Last week, another blow was delivered to BC’s LNG industry when the partners behind the $28 billion Aurora LNG project pulled the plug after four years of analysis.
The setback is forcing many people to wonder, what is the future of liquefied natural gas in this province?
NEWS 1130 put that question to an economist after the companies walked away from the project near Prince Rupert.
Werner Antweiler with UBC’s Sauder School of Business wasn’t surprised when he heard the news that Nexen and its partners were dumping the project.
He’s also not expecting projects on that scale to go ahead in the short-term given the low price of natural gas. “Clearly, LNG is facing an uphill struggle in British Columbia simply because the market has shifted. The price for LNG is down and that means many other projects in BC are at the margin of profitability.”
Antweiler doesn’t expect that to change anytime soon. “The economics is really driving this decision and I can’t fault the company in making this decision simply because the market has walked away from LNG.”
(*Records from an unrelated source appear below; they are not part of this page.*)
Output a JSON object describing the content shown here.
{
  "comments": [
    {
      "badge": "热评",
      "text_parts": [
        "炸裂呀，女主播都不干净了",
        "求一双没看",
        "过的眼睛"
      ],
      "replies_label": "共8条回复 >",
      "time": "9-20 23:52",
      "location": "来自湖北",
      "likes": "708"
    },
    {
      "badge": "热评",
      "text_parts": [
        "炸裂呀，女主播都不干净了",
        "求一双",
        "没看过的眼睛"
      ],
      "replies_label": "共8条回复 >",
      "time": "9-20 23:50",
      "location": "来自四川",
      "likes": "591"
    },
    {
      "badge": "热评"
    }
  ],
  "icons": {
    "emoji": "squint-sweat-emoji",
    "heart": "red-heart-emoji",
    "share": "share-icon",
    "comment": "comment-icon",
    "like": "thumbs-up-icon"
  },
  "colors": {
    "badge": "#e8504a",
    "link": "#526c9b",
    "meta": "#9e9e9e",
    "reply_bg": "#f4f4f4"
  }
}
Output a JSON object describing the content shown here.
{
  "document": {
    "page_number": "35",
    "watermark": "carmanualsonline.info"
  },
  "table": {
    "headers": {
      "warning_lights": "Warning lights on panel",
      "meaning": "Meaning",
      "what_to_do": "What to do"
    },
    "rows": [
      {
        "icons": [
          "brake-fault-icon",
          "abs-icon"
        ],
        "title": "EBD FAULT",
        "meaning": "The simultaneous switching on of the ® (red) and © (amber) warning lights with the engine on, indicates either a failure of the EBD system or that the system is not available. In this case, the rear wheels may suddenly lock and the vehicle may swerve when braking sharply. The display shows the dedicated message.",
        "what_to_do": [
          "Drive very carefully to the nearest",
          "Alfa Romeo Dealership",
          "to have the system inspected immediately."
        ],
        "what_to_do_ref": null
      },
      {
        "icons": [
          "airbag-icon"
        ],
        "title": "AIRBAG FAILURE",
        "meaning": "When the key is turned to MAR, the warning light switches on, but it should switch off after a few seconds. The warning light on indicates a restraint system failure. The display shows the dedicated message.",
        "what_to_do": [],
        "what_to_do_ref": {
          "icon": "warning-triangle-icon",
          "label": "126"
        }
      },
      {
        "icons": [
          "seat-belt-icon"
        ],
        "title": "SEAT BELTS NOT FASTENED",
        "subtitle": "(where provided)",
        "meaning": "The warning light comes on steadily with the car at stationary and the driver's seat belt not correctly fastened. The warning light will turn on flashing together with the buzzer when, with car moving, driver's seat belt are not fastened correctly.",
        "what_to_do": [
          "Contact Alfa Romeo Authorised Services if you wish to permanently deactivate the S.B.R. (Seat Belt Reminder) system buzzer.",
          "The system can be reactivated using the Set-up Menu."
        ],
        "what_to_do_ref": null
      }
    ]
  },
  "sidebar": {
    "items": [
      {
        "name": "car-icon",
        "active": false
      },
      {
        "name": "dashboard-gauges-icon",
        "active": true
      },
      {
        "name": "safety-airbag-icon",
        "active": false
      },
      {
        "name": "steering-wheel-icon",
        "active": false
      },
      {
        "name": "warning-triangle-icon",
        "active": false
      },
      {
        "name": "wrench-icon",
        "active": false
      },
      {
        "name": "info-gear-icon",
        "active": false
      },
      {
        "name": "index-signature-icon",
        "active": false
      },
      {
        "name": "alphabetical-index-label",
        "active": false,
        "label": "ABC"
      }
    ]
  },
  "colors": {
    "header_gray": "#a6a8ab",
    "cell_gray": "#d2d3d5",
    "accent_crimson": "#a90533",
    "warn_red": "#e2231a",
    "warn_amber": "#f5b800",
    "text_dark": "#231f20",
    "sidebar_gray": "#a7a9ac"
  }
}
However, Antweiler believes demand for LNG will go up in the long-term as Asia transitions away from coal, that means we could see other proposals if prices make projects feasibl